Just mix enough flour (one cup is plenty for a dozen blossoms) and enough sparkling water until you get a mixture that’s the consistency of pancake batter. It’s best to let it sit at least 15 minutes to help make it smoother. Dip the flowers into the batter, and deep fry in hot oil. I use a cast-iron skillet and fill it about 1/2 full with canola oil. I also use the burner on my outdoor gas grill, which helps to keep the kitchen spatter-free. Drain on paper towels and eat immediately.

Stuffed Zucchini

Stuffed Zucchini

Zowee Zucchini

Anyone with a vegetable garden knows what can
happen to zucchini when you turn your back on them for even one day.
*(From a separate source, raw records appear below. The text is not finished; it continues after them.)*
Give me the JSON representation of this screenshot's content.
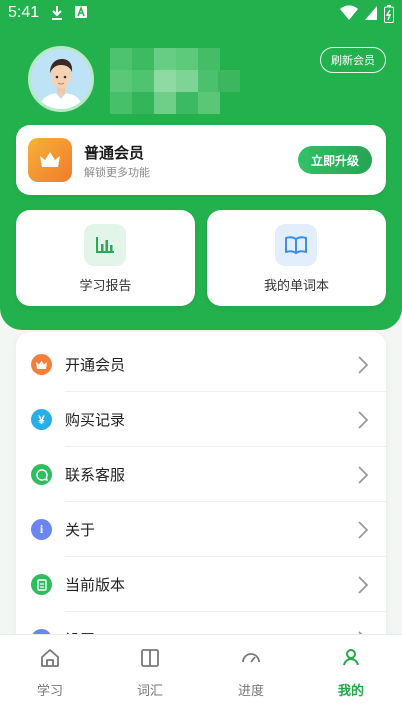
{
  "status_bar": {
    "time": "5:41"
  },
  "profile": {
    "refresh_label": "刷新会员"
  },
  "member": {
    "title": "普通会员",
    "subtitle": "解锁更多功能",
    "upgrade_label": "立即升级"
  },
  "features": [
    {
      "label": "学习报告",
      "icon": "bar-chart-icon"
    },
    {
      "label": "我的单词本",
      "icon": "open-book-icon"
    }
  ],
  "menu": [
    {
      "label": "开通会员",
      "icon": "crown-icon",
      "color": "#f47f3a"
    },
    {
      "label": "购买记录",
      "icon": "yen-icon",
      "color": "#27aee8"
    },
    {
      "label": "联系客服",
      "icon": "chat-icon",
      "color": "#2fbe5f"
    },
    {
      "label": "关于",
      "icon": "info-icon",
      "color": "#6b86f0"
    },
    {
      "label": "当前版本",
      "icon": "document-icon",
      "color": "#2fbe5f"
    },
    {
      "label": "设置",
      "icon": "gear-icon",
      "color": "#6b86f0"
    }
  ],
  "tabs": [
    {
      "label": "学习",
      "icon": "home-icon",
      "active": false
    },
    {
      "label": "词汇",
      "icon": "book-icon",
      "active": false
    },
    {
      "label": "进度",
      "icon": "gauge-icon",
      "active": false
    },
    {
      "label": "我的",
      "icon": "user-icon",
      "active": true
    }
  ],
  "colors": {
    "brand": "#22b14c",
    "upgrade": "#2ab25a",
    "active_tab": "#22a84a"
  }
}
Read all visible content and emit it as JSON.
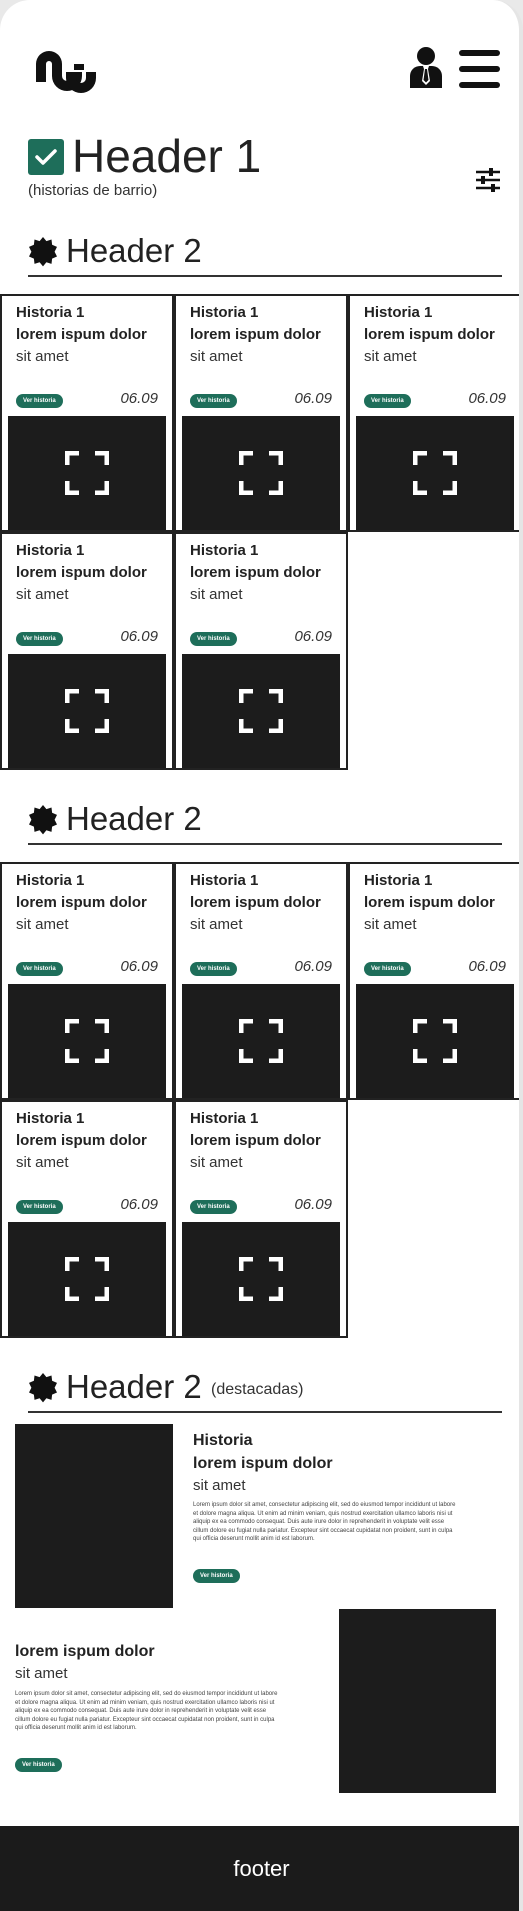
{
  "header1": {
    "title": "Header 1",
    "subtitle": "(historias de barrio)"
  },
  "sections": [
    {
      "title": "Header 2",
      "cards": [
        {
          "title": "Historia 1",
          "line2": "lorem ispum dolor",
          "line3": "sit amet",
          "button": "Ver historia",
          "date": "06.09"
        },
        {
          "title": "Historia 1",
          "line2": "lorem ispum dolor",
          "line3": "sit amet",
          "button": "Ver historia",
          "date": "06.09"
        },
        {
          "title": "Historia 1",
          "line2": "lorem ispum dolor",
          "line3": "sit amet",
          "button": "Ver historia",
          "date": "06.09"
        },
        {
          "title": "Historia 1",
          "line2": "lorem ispum dolor",
          "line3": "sit amet",
          "button": "Ver historia",
          "date": "06.09"
        },
        {
          "title": "Historia 1",
          "line2": "lorem ispum dolor",
          "line3": "sit amet",
          "button": "Ver historia",
          "date": "06.09"
        }
      ]
    },
    {
      "title": "Header 2",
      "cards": [
        {
          "title": "Historia 1",
          "line2": "lorem ispum dolor",
          "line3": "sit amet",
          "button": "Ver historia",
          "date": "06.09"
        },
        {
          "title": "Historia 1",
          "line2": "lorem ispum dolor",
          "line3": "sit amet",
          "button": "Ver historia",
          "date": "06.09"
        },
        {
          "title": "Historia 1",
          "line2": "lorem ispum dolor",
          "line3": "sit amet",
          "button": "Ver historia",
          "date": "06.09"
        },
        {
          "title": "Historia 1",
          "line2": "lorem ispum dolor",
          "line3": "sit amet",
          "button": "Ver historia",
          "date": "06.09"
        },
        {
          "title": "Historia 1",
          "line2": "lorem ispum dolor",
          "line3": "sit amet",
          "button": "Ver historia",
          "date": "06.09"
        }
      ]
    }
  ],
  "featured": {
    "title": "Header 2",
    "note": "(destacadas)",
    "items": [
      {
        "title": "Historia",
        "line2": "lorem ispum dolor",
        "line3": "sit amet",
        "body": "Lorem ipsum dolor sit amet, consectetur adipiscing elit, sed do eiusmod tempor incididunt ut labore et dolore magna aliqua. Ut enim ad minim veniam, quis nostrud exercitation ullamco laboris nisi ut aliquip ex ea commodo consequat. Duis aute irure dolor in reprehenderit in voluptate velit esse cillum dolore eu fugiat nulla pariatur. Excepteur sint occaecat cupidatat non proident, sunt in culpa qui officia deserunt mollit anim id est laborum.",
        "button": "Ver historia"
      },
      {
        "line2": "lorem ispum dolor",
        "line3": "sit amet",
        "body": "Lorem ipsum dolor sit amet, consectetur adipiscing elit, sed do eiusmod tempor incididunt ut labore et dolore magna aliqua. Ut enim ad minim veniam, quis nostrud exercitation ullamco laboris nisi ut aliquip ex ea commodo consequat. Duis aute irure dolor in reprehenderit in voluptate velit esse cillum dolore eu fugiat nulla pariatur. Excepteur sint occaecat cupidatat non proident, sunt in culpa qui officia deserunt mollit anim id est laborum.",
        "button": "Ver historia"
      }
    ]
  },
  "footer": {
    "label": "footer"
  },
  "colors": {
    "accent": "#1e6e5a",
    "dark": "#1c1c1c"
  }
}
One day the vegetables are little baby orbs at the end of a stem. But in the dark of the night when you’re not watching, they mainstream steroids, and morph into something nearing the size of a baseball bat.
So for all of you with an abundance of zucchini, here’s another way to use those babies. Just check your garden regularly though, and pick your zucchini before they’re large enough to hit second base.
In this recipe, I use the round variety, but you can use the long ones equally as well.

Stuffed Baked Zucchini

4 small round, or long zucchini
1/4 cup onion, diced
1 clove garlic, minced
1 T. olive oil
1 cup ricotta cheese
1/4 cup parmesan cheese
2 eggs
salt, pepper
fresh basil or parsley, chopped

Trim the stem off the zucchini, and place in boiling water for about 5 minutes.
Cool, then cut in half and scoop out interior of zucchini.
Salt and pepper the hollowed out zucchini.
Chop the part you scoop out and saute at high heat, along with the onion, in olive oil, until most of the water has evaporated from the zucchini.
In a bowl, place ricotta, eggs, parmesan cheese, salt, pepper and herbs.
Add the sauteed, chopped zucchini and onion to the ricotta mix and stir.
Place some of the filling inside each of the hollowed-out zucchini, sprinkle more parmesan cheese on top, and bake at 425 degrees for about 30-40 minutes.